/---

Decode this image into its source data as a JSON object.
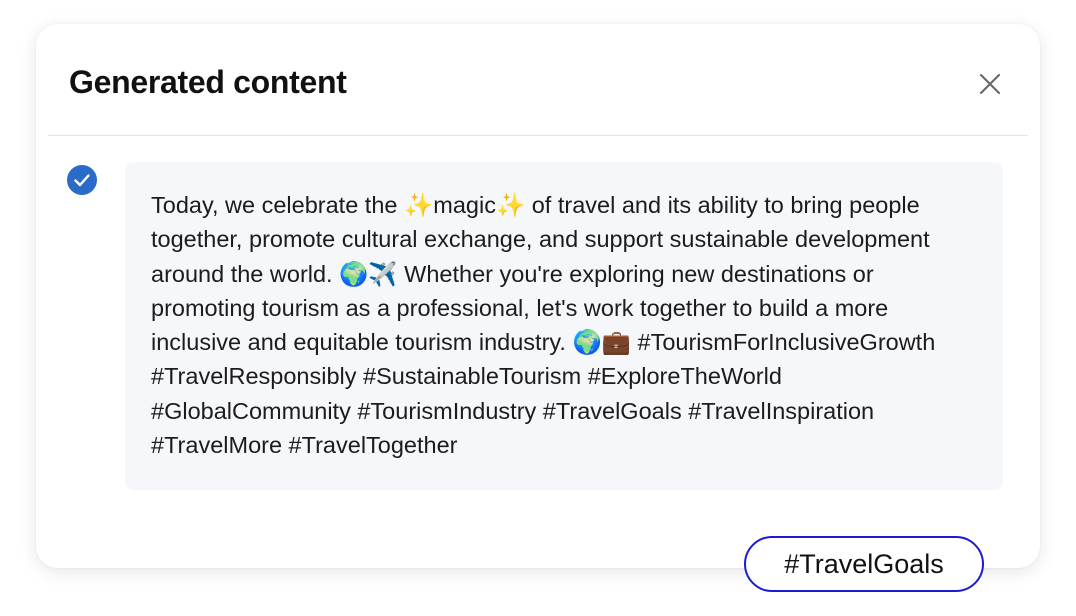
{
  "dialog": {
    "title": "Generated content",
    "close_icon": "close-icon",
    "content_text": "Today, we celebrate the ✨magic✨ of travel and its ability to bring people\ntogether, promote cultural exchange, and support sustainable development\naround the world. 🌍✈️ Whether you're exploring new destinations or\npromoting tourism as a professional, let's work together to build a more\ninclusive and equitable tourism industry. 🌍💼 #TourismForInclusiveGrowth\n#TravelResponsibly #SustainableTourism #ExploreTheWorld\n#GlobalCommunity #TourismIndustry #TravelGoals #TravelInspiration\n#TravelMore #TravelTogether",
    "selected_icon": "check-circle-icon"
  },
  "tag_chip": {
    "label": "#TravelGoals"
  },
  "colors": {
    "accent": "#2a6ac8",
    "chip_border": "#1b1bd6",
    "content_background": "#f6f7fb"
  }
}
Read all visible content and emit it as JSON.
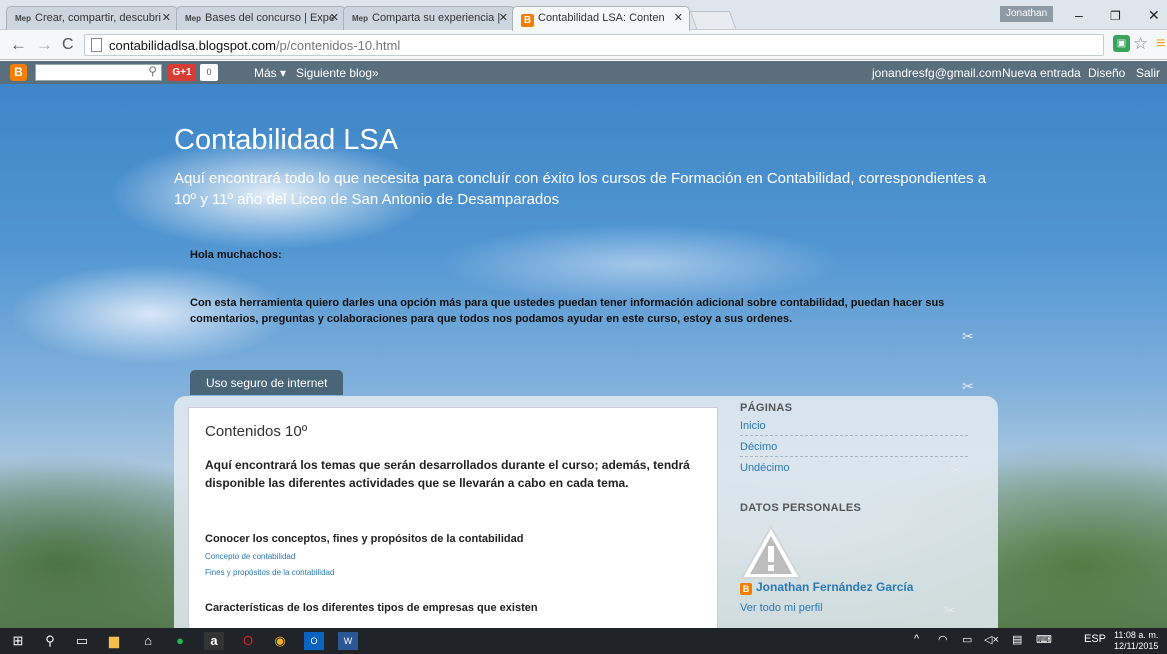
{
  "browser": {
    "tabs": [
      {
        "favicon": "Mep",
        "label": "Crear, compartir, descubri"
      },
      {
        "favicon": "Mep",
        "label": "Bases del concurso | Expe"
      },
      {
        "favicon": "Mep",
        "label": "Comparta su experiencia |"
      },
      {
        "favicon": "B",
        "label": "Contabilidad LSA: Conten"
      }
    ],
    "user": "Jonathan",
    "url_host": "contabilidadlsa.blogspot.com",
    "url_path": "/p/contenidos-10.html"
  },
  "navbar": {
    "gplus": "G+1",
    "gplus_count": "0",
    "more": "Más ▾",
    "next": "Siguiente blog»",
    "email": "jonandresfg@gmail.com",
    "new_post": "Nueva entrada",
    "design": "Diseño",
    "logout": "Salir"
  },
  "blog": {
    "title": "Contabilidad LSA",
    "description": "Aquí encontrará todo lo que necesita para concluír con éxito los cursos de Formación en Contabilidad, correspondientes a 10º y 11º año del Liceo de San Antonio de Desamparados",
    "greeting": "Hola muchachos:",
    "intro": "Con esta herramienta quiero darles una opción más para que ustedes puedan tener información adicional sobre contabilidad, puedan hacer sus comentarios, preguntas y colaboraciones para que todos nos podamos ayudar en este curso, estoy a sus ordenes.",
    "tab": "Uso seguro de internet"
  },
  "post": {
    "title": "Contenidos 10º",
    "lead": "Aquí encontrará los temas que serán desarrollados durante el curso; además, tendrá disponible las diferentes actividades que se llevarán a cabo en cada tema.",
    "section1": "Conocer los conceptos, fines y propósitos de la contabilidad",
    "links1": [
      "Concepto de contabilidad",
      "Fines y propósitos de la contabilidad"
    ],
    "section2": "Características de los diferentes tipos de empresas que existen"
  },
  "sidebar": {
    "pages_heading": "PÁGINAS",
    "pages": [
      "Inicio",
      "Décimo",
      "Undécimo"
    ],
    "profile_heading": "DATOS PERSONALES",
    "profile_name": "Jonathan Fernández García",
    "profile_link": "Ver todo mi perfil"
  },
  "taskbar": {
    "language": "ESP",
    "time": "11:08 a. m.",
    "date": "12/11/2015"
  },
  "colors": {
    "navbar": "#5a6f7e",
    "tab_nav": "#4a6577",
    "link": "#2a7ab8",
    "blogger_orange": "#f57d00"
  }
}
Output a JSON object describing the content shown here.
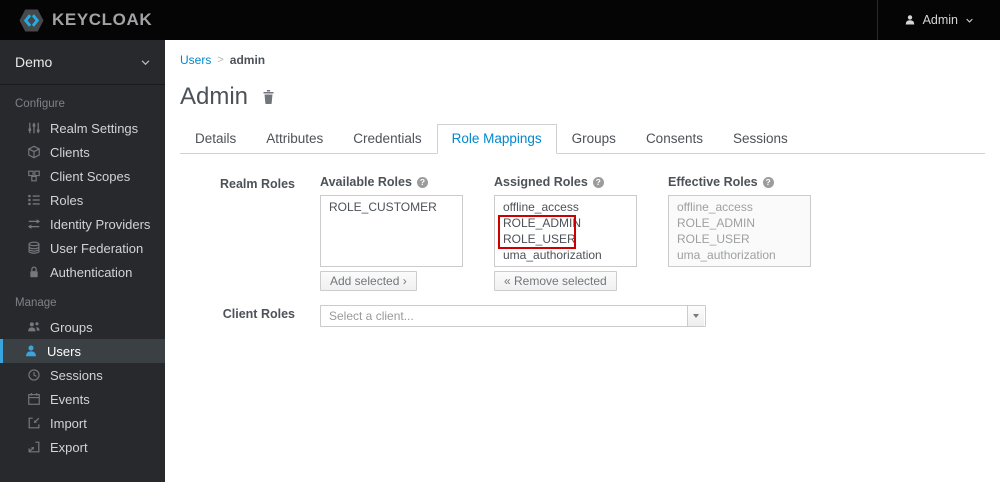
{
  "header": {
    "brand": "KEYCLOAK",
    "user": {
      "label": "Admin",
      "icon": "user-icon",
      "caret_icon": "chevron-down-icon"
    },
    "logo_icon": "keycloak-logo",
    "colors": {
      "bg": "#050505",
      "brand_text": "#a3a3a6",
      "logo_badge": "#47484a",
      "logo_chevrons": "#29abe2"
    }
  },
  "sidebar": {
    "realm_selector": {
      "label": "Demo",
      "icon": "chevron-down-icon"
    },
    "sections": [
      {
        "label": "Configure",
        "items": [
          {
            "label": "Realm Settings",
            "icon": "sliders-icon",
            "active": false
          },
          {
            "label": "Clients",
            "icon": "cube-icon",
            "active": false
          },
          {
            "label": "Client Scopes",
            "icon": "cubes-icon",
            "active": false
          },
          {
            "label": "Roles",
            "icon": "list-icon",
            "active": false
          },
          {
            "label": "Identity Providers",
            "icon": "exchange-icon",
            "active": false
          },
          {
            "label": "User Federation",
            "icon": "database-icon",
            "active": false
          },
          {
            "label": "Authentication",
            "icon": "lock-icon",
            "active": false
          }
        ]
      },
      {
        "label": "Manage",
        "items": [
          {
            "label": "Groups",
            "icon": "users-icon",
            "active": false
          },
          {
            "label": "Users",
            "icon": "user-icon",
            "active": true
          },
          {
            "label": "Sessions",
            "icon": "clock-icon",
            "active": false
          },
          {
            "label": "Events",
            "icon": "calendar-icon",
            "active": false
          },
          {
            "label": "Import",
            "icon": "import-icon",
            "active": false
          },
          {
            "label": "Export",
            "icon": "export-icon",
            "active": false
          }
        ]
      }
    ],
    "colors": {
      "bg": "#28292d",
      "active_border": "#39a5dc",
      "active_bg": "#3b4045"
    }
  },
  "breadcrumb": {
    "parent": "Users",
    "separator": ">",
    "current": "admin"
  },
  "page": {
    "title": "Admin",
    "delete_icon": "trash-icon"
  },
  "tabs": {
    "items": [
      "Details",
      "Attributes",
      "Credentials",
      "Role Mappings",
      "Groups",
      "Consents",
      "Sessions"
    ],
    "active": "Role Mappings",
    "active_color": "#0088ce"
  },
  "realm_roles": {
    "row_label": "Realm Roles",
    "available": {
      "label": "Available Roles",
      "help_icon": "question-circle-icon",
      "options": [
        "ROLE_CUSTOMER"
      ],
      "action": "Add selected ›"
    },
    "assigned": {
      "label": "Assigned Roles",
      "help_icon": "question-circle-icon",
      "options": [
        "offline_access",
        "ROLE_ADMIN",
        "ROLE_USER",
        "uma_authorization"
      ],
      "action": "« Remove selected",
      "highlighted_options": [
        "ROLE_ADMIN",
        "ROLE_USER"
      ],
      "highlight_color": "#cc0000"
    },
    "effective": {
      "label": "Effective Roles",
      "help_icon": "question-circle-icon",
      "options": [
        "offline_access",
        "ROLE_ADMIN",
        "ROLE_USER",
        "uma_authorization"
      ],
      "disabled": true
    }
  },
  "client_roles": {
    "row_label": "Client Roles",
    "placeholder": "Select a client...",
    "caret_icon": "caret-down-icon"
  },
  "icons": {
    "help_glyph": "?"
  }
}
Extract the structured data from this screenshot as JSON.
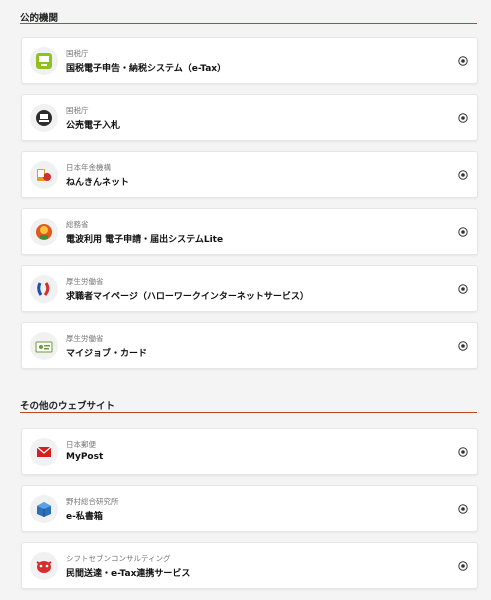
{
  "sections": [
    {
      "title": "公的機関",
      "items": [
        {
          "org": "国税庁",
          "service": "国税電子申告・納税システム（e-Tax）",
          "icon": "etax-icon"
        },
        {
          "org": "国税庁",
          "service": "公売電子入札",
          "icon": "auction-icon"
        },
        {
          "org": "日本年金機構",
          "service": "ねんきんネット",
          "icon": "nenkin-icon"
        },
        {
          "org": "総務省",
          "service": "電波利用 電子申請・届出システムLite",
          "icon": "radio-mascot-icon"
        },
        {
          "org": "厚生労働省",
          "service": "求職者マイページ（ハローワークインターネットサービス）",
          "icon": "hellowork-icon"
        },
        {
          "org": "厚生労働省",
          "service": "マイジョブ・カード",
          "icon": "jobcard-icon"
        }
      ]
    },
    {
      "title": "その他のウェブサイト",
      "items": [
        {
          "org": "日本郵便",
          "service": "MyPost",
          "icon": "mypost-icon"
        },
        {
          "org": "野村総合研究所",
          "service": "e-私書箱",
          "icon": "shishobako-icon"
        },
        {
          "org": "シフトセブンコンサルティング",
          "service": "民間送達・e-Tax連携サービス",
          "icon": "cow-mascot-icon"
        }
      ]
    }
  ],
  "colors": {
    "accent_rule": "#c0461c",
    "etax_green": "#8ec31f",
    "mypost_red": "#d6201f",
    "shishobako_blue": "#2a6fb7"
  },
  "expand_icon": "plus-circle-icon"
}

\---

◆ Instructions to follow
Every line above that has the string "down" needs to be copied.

◆ Output for this exercise
      "caret_icon": "chevron-down-icon"
      "icon": "chevron-down-icon"
    "caret_icon": "caret-down-icon"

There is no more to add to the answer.